* [Data for processing]

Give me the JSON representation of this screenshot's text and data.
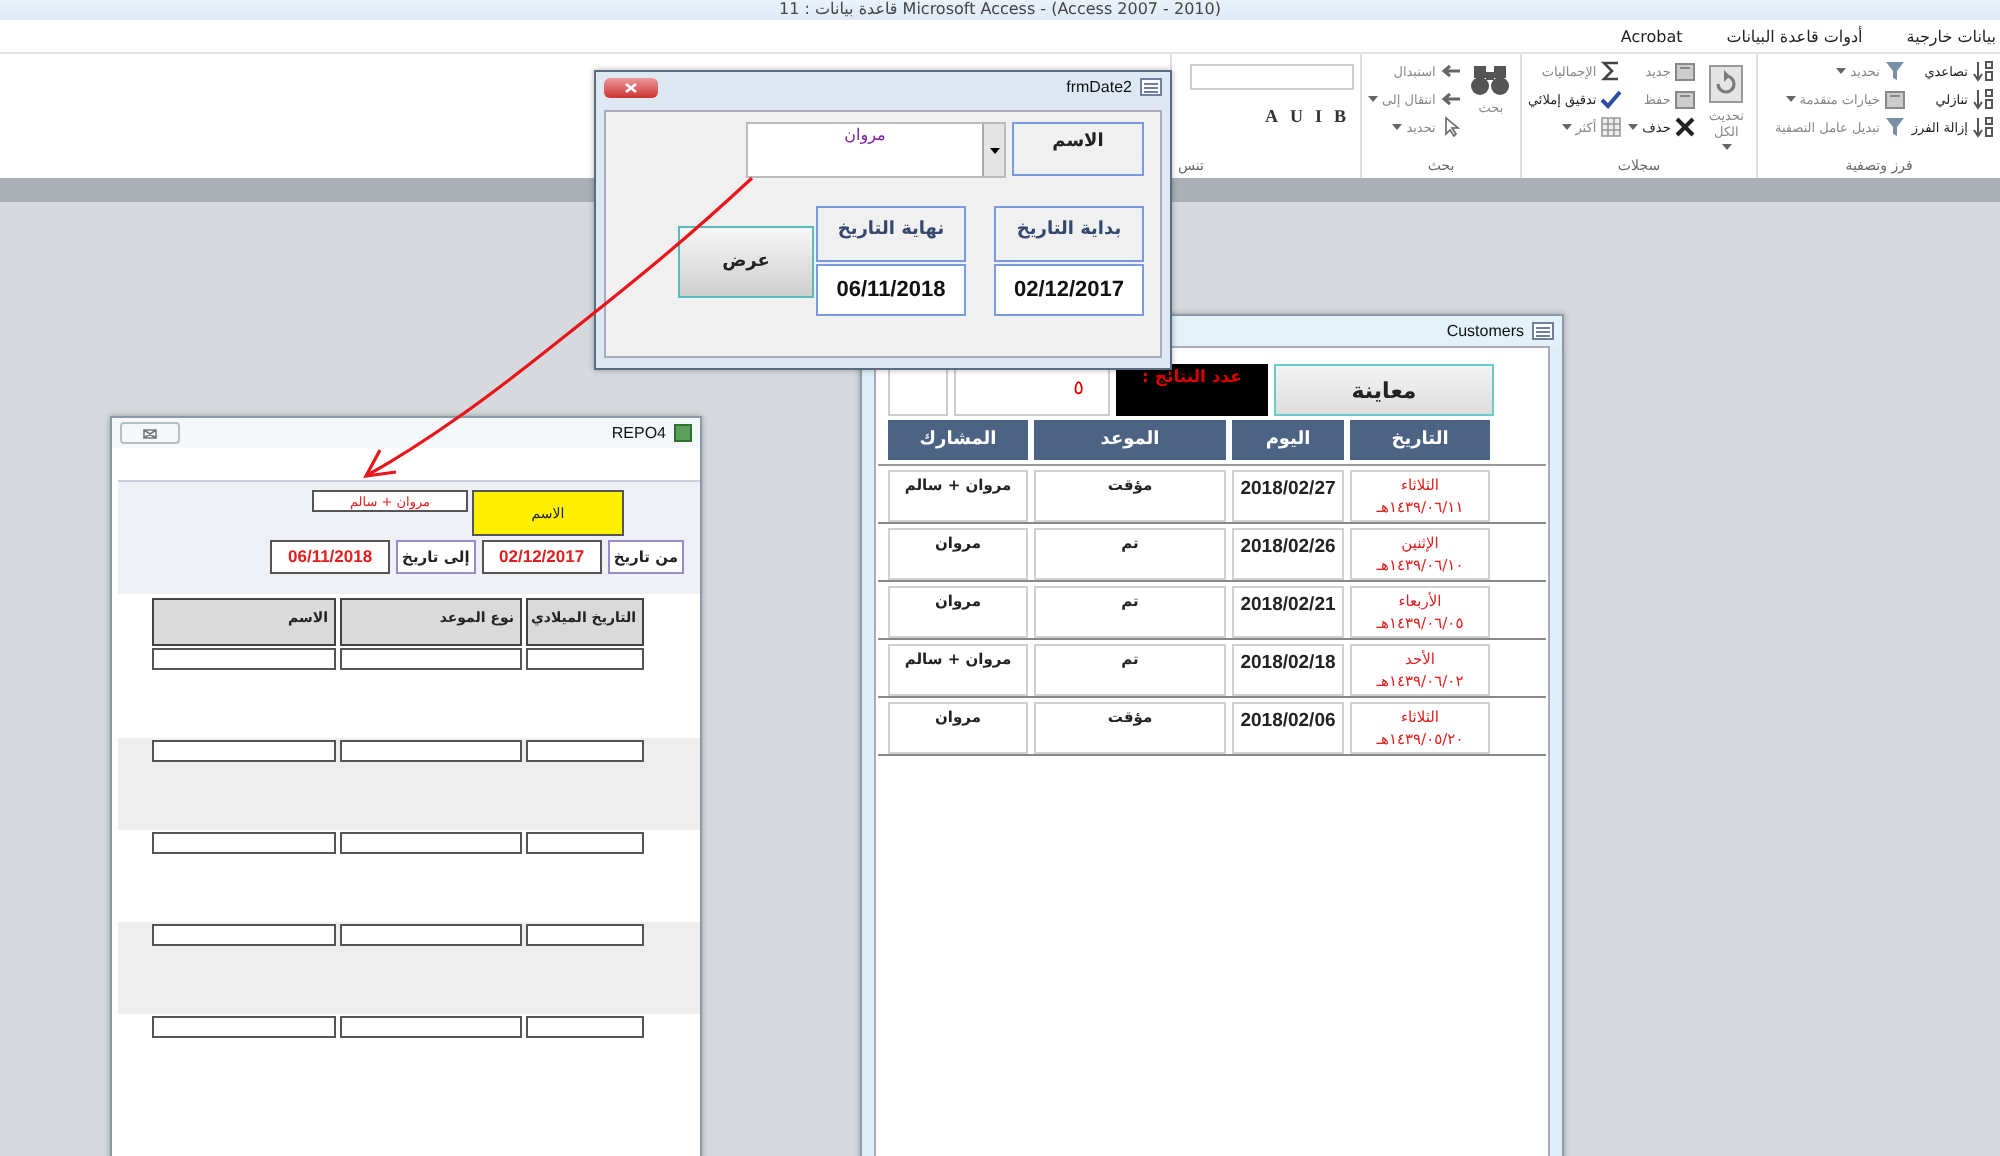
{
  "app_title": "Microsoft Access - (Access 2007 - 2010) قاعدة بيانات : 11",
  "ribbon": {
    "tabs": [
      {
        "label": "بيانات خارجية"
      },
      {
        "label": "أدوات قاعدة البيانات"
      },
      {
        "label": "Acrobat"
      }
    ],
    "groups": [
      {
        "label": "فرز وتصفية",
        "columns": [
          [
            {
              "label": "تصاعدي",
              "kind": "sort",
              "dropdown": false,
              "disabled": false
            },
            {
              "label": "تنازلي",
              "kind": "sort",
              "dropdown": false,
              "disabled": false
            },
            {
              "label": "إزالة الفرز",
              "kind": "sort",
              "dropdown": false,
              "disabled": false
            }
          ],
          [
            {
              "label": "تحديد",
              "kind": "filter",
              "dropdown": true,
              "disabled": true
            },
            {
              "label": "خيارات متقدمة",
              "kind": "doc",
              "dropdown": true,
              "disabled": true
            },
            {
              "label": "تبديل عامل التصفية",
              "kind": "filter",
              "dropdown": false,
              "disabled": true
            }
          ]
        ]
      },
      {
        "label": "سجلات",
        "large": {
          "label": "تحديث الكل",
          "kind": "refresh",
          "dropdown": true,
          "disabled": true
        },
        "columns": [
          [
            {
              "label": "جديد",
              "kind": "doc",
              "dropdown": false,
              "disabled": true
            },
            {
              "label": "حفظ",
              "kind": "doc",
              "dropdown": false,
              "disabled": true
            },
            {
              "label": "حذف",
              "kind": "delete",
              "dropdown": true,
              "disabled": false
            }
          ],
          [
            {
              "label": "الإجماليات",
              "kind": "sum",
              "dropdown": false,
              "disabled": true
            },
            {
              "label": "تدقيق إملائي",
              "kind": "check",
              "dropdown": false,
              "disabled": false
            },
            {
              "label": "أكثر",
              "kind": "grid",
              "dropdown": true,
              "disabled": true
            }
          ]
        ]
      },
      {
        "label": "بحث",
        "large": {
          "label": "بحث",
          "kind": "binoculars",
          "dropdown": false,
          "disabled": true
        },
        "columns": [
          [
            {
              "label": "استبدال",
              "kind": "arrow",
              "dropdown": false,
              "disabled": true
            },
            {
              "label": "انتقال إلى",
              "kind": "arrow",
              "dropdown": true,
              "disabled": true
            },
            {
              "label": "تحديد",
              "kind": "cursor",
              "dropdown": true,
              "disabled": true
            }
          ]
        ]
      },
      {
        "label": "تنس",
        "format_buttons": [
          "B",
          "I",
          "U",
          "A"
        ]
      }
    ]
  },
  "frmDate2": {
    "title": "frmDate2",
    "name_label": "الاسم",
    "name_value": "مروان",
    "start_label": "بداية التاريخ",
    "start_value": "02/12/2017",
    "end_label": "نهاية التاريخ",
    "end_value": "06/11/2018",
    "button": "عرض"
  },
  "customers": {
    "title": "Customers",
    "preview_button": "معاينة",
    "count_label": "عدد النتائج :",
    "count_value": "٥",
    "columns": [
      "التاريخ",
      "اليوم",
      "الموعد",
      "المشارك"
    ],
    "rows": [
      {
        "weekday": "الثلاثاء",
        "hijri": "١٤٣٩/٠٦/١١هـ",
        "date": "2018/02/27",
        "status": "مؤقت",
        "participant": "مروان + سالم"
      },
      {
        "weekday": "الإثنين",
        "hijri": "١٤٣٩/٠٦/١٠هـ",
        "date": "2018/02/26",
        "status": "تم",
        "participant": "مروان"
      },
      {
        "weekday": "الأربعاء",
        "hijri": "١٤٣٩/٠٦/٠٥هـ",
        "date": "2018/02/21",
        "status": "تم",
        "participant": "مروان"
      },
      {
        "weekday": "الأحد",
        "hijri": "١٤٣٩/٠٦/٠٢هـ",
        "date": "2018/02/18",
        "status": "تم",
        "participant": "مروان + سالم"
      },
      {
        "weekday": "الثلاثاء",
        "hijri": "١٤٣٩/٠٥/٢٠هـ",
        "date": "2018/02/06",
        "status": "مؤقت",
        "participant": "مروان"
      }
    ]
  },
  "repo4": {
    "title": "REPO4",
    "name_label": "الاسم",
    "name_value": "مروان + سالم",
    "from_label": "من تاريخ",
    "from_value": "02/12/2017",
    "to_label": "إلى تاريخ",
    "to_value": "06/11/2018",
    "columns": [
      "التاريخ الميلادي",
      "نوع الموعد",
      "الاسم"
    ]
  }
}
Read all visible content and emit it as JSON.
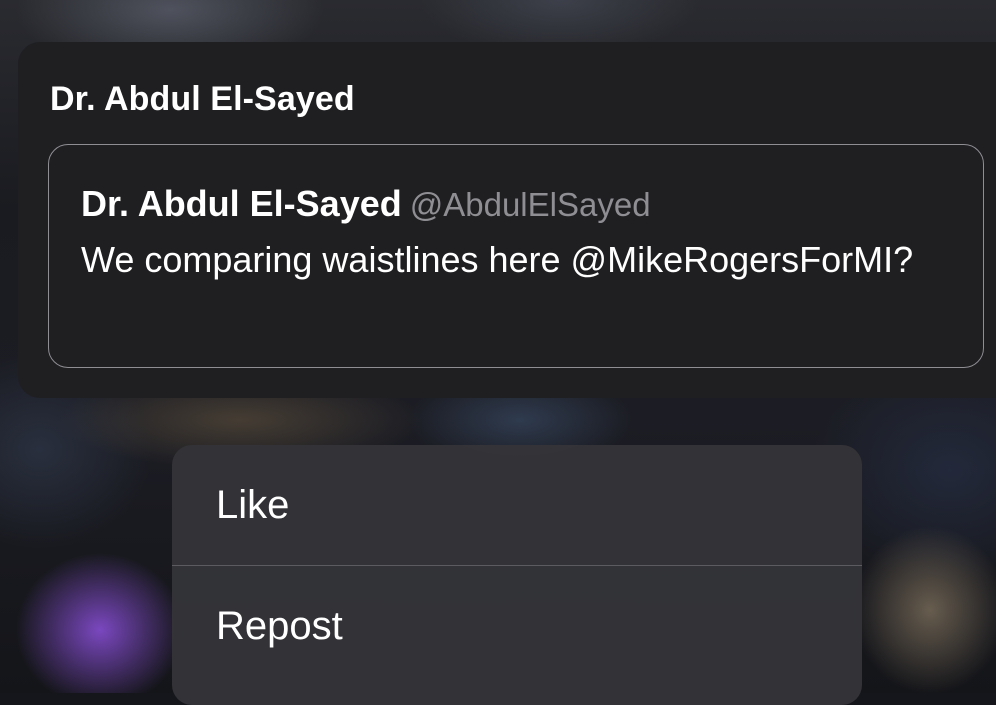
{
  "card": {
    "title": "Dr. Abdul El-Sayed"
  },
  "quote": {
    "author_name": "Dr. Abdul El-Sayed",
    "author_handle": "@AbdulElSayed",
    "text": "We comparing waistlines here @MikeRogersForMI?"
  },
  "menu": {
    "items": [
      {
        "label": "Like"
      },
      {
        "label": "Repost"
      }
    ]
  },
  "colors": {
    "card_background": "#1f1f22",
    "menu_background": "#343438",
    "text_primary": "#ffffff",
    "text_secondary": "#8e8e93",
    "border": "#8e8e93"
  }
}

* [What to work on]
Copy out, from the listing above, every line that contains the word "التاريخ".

* [Response area]
    "start_label": "بداية التاريخ",
    "end_label": "نهاية التاريخ",
      "التاريخ",
      "التاريخ الميلادي",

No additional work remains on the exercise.